### Work request
Your reply must be the number of lines in the entries that hold the word "main", and nothing else.

### Listed entries
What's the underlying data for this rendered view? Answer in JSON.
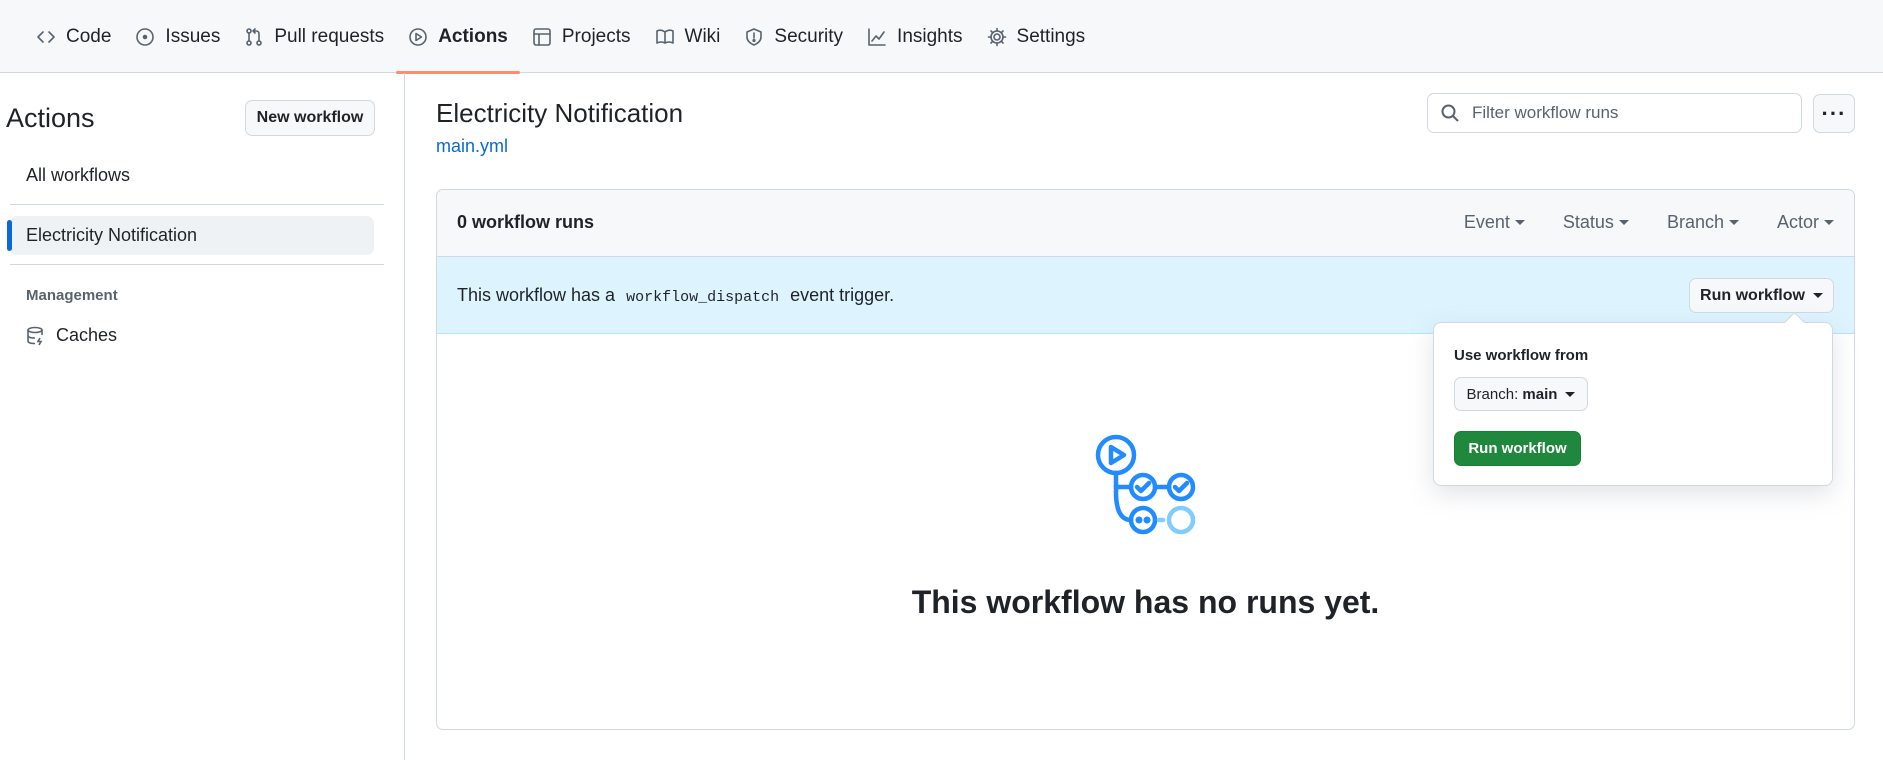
{
  "repo_nav": {
    "tabs": [
      {
        "label": "Code",
        "icon": "code-icon",
        "active": false
      },
      {
        "label": "Issues",
        "icon": "issue-icon",
        "active": false
      },
      {
        "label": "Pull requests",
        "icon": "pull-request-icon",
        "active": false
      },
      {
        "label": "Actions",
        "icon": "play-icon",
        "active": true
      },
      {
        "label": "Projects",
        "icon": "table-icon",
        "active": false
      },
      {
        "label": "Wiki",
        "icon": "book-icon",
        "active": false
      },
      {
        "label": "Security",
        "icon": "shield-icon",
        "active": false
      },
      {
        "label": "Insights",
        "icon": "graph-icon",
        "active": false
      },
      {
        "label": "Settings",
        "icon": "gear-icon",
        "active": false
      }
    ]
  },
  "sidebar": {
    "title": "Actions",
    "new_workflow_label": "New workflow",
    "all_workflows_label": "All workflows",
    "selected_workflow_label": "Electricity Notification",
    "management_heading": "Management",
    "caches_label": "Caches"
  },
  "main": {
    "workflow_title": "Electricity Notification",
    "workflow_file": "main.yml",
    "filter_placeholder": "Filter workflow runs",
    "kebab_label": "···",
    "runs_count": "0 workflow runs",
    "filters": [
      "Event",
      "Status",
      "Branch",
      "Actor"
    ],
    "banner_prefix": "This workflow has a",
    "banner_code": "workflow_dispatch",
    "banner_suffix": "event trigger.",
    "run_workflow_label": "Run workflow",
    "empty_message": "This workflow has no runs yet."
  },
  "dropdown": {
    "label": "Use workflow from",
    "branch_prefix": "Branch: ",
    "branch_name": "main",
    "submit_label": "Run workflow"
  },
  "colors": {
    "accent_blue": "#0969da",
    "tab_underline": "#fd8c73",
    "banner_bg": "#ddf4ff",
    "success_green": "#1f883d",
    "illustration_blue": "#218bff"
  }
}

### Response to the task
3